Keep your Caffeine under Control
Getting out of bed early in the morning is tough but knowing a fragrant cup of coffee is waiting is good enough to energize and fuel us for the day. Nevertheless, the caffeine in coffee contains stimulant effects which stay in your system for four to six hours and can be disruptive to a good night’s sleep.
- Say no to coffee after 5 pm; we all need our coffee to keep us going but try and limit it to earlier parts of the day.
- Limit coffee to a maximum of four cups per day
- Use a smaller mug
- Try decaffeinated coffee
It is crucial to hydrate ourselves with eight to ten glasses of water throughout the day to improve our emotions, detox our digestive system, as well as boost our immune system. However, make sure to limit the amount of water you consume at least two hours before bed. Nighttime trips to the bathroom will break your sleep and negatively impact your heart health.
Switch off Lights
Exposing ourselves to any light at night can disturb our sleep by sending signals to the brain that we need to be awake. Melatonin is known as the darkness hormone and is released by the brain for a few hours before we go to bed; hence we are more efficient when the light is bright.
- Dim the lights around your room at least 2-3 hours before bedtime to incite the production of melatonin.
- Invest in blackout curtains to eliminate any light from entering your room and causing disruption to your sleep.
- Candles provide a calming touch to relieve stress and can help us drift off quickly; lavender is excellent to calm you down if you suffer from anxiety.
Happy hour after work is all fun and games until the morning after.

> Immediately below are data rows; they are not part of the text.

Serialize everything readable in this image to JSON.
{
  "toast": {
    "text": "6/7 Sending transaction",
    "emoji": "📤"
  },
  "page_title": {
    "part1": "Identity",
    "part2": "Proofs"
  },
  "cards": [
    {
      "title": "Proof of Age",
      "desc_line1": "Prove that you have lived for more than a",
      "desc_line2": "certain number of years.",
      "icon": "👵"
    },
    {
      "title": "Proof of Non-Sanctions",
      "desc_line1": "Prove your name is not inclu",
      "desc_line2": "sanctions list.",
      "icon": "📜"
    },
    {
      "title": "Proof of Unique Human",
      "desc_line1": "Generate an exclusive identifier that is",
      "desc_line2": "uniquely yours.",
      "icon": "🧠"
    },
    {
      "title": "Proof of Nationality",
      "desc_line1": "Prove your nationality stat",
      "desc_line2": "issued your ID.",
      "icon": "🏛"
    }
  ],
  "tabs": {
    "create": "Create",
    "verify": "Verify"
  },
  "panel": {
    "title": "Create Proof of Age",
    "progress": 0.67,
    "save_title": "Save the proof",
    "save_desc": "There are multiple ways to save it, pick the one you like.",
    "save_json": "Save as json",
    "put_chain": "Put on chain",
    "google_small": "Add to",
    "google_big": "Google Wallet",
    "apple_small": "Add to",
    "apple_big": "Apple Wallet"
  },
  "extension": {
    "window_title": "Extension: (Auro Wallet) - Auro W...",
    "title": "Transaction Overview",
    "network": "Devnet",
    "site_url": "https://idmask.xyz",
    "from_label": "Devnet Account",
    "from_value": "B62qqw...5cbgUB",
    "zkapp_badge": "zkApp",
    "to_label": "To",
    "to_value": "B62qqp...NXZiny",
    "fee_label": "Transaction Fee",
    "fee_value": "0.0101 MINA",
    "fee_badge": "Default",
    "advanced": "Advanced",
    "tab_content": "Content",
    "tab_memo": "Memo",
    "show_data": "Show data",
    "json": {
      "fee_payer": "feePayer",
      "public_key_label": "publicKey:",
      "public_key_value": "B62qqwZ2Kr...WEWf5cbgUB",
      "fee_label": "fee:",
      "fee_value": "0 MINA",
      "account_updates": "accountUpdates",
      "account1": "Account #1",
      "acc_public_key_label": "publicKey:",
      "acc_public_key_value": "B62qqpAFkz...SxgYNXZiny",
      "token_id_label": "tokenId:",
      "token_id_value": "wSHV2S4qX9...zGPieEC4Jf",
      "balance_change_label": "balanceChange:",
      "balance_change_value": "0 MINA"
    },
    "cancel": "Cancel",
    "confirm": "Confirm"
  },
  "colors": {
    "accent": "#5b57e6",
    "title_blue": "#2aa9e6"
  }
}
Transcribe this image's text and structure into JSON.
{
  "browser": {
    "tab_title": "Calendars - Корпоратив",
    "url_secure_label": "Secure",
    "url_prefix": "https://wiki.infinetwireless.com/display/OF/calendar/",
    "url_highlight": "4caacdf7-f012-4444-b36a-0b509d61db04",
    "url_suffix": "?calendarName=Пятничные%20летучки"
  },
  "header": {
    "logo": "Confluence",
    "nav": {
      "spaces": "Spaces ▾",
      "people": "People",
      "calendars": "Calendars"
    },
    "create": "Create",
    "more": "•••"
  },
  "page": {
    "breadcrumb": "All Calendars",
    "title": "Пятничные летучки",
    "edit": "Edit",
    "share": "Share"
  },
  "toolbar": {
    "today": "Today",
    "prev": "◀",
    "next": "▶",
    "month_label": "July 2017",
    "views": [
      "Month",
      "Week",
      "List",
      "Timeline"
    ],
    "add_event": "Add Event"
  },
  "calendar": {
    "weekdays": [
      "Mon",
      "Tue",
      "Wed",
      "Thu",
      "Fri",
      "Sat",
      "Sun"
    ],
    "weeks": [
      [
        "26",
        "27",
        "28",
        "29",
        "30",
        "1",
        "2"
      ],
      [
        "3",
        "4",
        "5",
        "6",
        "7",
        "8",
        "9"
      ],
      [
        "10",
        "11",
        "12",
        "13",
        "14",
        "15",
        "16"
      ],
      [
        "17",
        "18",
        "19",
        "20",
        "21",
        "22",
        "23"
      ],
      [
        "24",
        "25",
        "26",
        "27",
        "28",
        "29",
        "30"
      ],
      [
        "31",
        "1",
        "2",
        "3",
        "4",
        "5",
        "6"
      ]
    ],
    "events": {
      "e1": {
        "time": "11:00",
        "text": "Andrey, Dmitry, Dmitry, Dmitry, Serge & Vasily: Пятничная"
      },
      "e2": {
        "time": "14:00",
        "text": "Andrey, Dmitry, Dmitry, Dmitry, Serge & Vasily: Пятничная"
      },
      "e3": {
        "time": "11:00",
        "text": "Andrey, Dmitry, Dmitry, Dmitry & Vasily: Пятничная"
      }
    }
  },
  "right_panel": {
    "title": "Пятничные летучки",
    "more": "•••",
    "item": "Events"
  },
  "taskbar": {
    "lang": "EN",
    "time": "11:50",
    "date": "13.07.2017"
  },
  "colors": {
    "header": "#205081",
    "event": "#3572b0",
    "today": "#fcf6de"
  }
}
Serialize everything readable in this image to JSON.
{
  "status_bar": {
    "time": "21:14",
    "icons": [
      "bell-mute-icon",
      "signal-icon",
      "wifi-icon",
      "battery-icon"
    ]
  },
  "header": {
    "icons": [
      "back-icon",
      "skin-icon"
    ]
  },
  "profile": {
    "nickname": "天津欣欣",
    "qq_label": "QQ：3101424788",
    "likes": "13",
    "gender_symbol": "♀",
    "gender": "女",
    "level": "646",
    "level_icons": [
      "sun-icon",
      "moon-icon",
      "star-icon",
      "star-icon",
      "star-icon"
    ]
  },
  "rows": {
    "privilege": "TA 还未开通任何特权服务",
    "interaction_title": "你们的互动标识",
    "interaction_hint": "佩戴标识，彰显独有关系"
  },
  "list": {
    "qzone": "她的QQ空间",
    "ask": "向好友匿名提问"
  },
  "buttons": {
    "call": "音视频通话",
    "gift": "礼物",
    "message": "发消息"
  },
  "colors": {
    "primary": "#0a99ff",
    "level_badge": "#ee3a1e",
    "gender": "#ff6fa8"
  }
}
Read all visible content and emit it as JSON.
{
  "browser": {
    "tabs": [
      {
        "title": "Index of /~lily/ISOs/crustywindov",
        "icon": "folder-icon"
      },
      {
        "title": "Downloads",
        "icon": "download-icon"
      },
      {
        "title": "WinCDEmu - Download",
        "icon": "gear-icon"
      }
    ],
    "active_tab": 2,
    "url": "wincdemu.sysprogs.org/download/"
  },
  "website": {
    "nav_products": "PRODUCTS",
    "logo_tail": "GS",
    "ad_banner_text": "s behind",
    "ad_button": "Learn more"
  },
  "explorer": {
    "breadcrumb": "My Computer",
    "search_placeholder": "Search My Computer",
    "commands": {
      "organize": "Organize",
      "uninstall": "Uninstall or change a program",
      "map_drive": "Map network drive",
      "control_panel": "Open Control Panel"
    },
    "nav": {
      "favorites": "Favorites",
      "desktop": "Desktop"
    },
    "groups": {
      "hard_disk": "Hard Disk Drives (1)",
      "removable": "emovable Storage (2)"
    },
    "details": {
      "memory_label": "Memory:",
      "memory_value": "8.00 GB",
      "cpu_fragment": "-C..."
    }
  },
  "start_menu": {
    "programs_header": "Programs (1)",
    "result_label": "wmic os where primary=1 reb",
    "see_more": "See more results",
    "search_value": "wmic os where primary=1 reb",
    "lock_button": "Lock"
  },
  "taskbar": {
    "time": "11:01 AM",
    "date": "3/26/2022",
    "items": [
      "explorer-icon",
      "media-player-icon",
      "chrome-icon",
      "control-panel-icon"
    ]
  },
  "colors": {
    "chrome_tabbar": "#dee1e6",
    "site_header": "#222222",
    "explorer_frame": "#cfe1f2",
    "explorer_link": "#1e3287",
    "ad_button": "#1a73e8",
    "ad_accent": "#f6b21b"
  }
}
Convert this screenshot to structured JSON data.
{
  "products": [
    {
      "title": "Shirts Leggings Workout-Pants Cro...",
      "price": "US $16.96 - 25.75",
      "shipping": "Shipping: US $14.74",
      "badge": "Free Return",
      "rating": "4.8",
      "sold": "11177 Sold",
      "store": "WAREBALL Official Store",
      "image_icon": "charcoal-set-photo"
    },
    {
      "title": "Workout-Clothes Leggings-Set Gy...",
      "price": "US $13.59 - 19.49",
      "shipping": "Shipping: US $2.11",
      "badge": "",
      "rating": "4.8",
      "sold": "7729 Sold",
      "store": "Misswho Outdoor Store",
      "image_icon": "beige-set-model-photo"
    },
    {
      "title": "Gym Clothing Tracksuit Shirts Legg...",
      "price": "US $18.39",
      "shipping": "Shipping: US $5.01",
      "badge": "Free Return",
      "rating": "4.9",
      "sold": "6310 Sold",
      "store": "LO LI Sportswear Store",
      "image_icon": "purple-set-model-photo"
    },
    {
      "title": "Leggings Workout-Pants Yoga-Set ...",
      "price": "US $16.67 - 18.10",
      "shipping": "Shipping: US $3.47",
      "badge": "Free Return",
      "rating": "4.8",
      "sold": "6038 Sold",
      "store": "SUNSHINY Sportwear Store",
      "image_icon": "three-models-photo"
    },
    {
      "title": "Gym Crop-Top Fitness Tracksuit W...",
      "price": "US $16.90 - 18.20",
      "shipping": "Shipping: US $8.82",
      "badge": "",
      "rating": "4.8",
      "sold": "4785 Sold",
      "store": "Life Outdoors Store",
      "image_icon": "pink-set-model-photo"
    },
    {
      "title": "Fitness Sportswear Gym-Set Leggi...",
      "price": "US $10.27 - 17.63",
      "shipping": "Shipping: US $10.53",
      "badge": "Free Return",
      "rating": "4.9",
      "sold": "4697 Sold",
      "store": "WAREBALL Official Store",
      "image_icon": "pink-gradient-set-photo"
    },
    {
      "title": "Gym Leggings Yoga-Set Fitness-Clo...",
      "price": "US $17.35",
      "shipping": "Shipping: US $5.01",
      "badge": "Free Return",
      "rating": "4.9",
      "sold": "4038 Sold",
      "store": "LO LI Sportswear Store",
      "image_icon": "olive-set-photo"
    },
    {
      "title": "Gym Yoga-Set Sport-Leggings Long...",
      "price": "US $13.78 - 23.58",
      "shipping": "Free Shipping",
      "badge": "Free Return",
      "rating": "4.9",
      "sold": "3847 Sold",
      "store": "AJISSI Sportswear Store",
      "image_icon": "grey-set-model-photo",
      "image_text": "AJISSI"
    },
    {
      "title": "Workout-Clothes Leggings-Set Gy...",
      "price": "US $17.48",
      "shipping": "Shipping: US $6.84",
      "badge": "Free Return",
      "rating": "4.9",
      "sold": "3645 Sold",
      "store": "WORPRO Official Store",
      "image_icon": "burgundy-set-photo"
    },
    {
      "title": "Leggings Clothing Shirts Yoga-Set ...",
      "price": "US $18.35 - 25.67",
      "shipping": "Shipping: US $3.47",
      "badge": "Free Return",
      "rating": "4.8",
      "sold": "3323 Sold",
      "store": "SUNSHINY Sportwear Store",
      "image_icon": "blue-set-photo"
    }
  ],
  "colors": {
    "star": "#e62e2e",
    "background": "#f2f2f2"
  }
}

Despite being a depressant and aiding us to fall into a profound sleep, alcohol interrupts our circadian rhythm, which triggers sleepiness while not adequately rested, causing us to spend less time in deep sleep and more time in the Rapid Eye Movement (REM) stage of sleep. We are not saying to cut out alcohol completely; start by limiting consumption of alcohol to weekends to ensure undisturbed sleep during the working week. The last thing you want is to wake up in the morning feeling dehydrated and drained.
Tip: Give your liver a few weeks’ rest, and you’ll find yourself sleeping far more peacefully.
Choose the Right Foods
In a self-proclaimed foodie nation, we are always thinking about what to eat. Make this decision with the mindset of eating clean. Heavily processed foods with high sugar and high-carbohydrate content should be avoided at night as they interfere with the body’s wind-down process. On the other hand, calcium-rich foods are considered sleep-promoting, by encouraging strong wake cycles to regulate melatonin and to relax muscles.
Tip: Include high calcium dairy products as well as dark greens, nuts, fish, soy products, citrus fruits and cherries in your diet to regulate the sleep-wake cycle.
Peace of Mind
You have been working throughout the day, and it’s time to wind down at night by freeing your mind. Set aside your tasks and avoid any complicated or stressful discussions 2 to 3 hours before bedtime for peace of mind. Anxiety and stress can affect your sleep, so find ways to manage your issues with peaceful, positive solutions. Some activities you can practice before bed include tuning in to relaxing music or reading for half an hour.
Tip: Breathing exercises can be an excellent exercise to help with sleep; try mindfulness meditation as a natural and effective solution to calming yourself down.
While other factors play essential roles in our sleep pattern, we need to prioritise a balanced diet and healthy sleeping habits to ensure that we are giving our body the rest it needs. You don’t have to be a morning person to get a good night’s sleep, simply follow our tips to sleep well and feel energised throughout the day.